Azerbaijan is a country that's not well known, but it has much to offer the adventurous traveller. From mud volcanoes to beautiful beaches, it's a truly unforgettable destination.
The capital, Baku, is a great place to base yourself and take day trips around the country. It's also the ideal base for exploring Gobustan, a UNESCO World Heritage Site where you can find petroglyphs and mud volcanoes.
Baku, the capital of Azerbaijan, is a mix of old and new. From the UNESCO World Heritage-listed walled city of Icheri Seher to a modern building craze that has seen skyscrapers rise like flame towers, Baku embraces its past while looking to the future.
One of the best ways to learn about the history of this incredible country is to visit the Heydar Aliyev Museum. This impressive museum is packed with exhibits that tell the story of the country's president.
2. Icheri Sheher
If you’re looking for a blend of old and new, Baku’s Icheri Sheher is the place to go. It’s the oldest part of the city and is surrounded by thick fortress walls, with one side opening up to the Caspian Sea.
The Old City is filled with cobblestone streets and ramparts adorned with ancient architecture, and it’s also home to several hotels, souvenir kiosks, and museums. Take a walk around to discover this UNESCO World Heritage Site and enjoy all of its beauty and rich Azerbaijani history.
The Tower of the Maiden is another popular destination within Icheri Sheher, and it’s one of the most iconic symbols of Baku. Inside, you’ll find engaging historical exhibitions that will give you an insight into the history of this city.

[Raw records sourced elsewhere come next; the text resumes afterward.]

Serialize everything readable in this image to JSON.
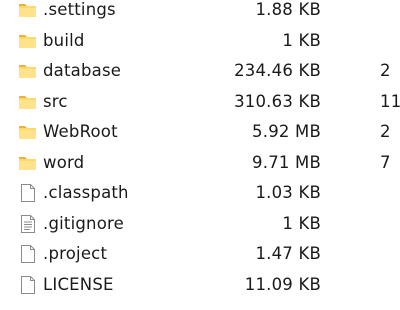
{
  "colors": {
    "folder_body": "#ffd967",
    "folder_tab": "#e8b33a",
    "folder_front": "#ffe38b",
    "file_body": "#ffffff",
    "file_border": "#8c8c8c",
    "text": "#1a1a1a"
  },
  "files": [
    {
      "name": ".settings",
      "size": "1.88 KB",
      "extra": "",
      "icon": "folder-icon"
    },
    {
      "name": "build",
      "size": "1 KB",
      "extra": "",
      "icon": "folder-icon"
    },
    {
      "name": "database",
      "size": "234.46 KB",
      "extra": "2",
      "icon": "folder-icon"
    },
    {
      "name": "src",
      "size": "310.63 KB",
      "extra": "11",
      "icon": "folder-icon"
    },
    {
      "name": "WebRoot",
      "size": "5.92 MB",
      "extra": "2",
      "icon": "folder-icon"
    },
    {
      "name": "word",
      "size": "9.71 MB",
      "extra": "7",
      "icon": "folder-icon"
    },
    {
      "name": ".classpath",
      "size": "1.03 KB",
      "extra": "",
      "icon": "file-icon"
    },
    {
      "name": ".gitignore",
      "size": "1 KB",
      "extra": "",
      "icon": "text-file-icon"
    },
    {
      "name": ".project",
      "size": "1.47 KB",
      "extra": "",
      "icon": "file-icon"
    },
    {
      "name": "LICENSE",
      "size": "11.09 KB",
      "extra": "",
      "icon": "file-icon"
    }
  ]
}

3. Lake Aggol
Located in western-central Azerbaijan near the town of Agjabadi, this vast lake is surrounded by steppe and semi-desert. It formed as a result of flooding of the Kura and Araz rivers and is a haven for birds all year round.
It is home to over 140 bird species and was included on the Ramsar List of the Convention on Wetlands of International Importance in 2001. Besides birds, you can also spot gazelles, wolves, foxes, wild boar, snakes and turtles here.
Despite a number of challenges, Azerbaijan is making great strides in biodiversity conservation. However, it is a challenging task due to factors such as a highly centralized government, poor infrastructure and a pervasive culture of corruption.
4. Alinja Castle
Azerbaijan, known as the Land of Fire, sits between Europe and Asia, offering travelers a mix of UNESCO-recognized historical appeal, natural beauty in spades and a dazzlingly modern capital.
The Autonomous Republic of Nakhchivan (Julfa) is home to Alinja Castle, atop the mountain whose name translates to “plain land” and is a stunning example of castle architecture. The castle walls rise row after row along the slope, enclosing the top with residential and other buildings.
The medieval ruins of Alinja Castle are a great place to take in the natural surroundings and explore its history. It’s a must-visit for anyone who loves the thrill of exploring a historic structure.
5. Ashab-I Kehf Cave
One of the most charming retreats to the east of Nakhchivan City is Ashabi-Kahf Cave (meaning “Cave Masters”), a shrine with an ancient legend attached to it. It’s a sacred place that attracts tens of thousands of visitors each year.
This pilgrimage site is deeply rooted in Korani Kerim, a holy text that tells of seven young people who had escaped from their community and stayed in this cave. They were Tamlikha, Barnush, Sarnush, Maksilma, Maslina, Sazanush, and Kaftantush, and their devoted dog Gitmir.
6. Bibi-Heybat Mosque
The Bibi-Heybat Mosque is a beautiful Islamic mosque in Baku. It was built in the 13th century and has two minarets and three domes.
The mosque is a significant part of the city’s history. It was destroyed by the Bolsheviks in 1936, but was restored years later.
Today, the Bibi-Heybat Mosque is one of the most important mosques in Azerbaijan. It features a blend of Islamic and Shirvan style architecture.
The mosque is also famous for its tomb of Ukeyma Khanum, a descendant of Prophet Muhammad. This place of worship is believed to bring fertility to infertile women who come here and pray.
7. Yanar Dag
If you're a fan of nature, this is one sight you don't want to miss. Located in the mountains near Baku, Yanar Dag (literally 'burning mountain') is home to a natural gas fire that burns continuously for over 2000 years.
The phenomenon is unique in the world. It is a testament to the enormous natural gas reserves that exist beneath Azerbaijan's soil.
It was first mentioned by world traveller Marco Polo in the 13th century and is one of the most famous natural fires in the region. It is a stunning sight to behold, especially at night when the flames reach up to 10 metres into the sky.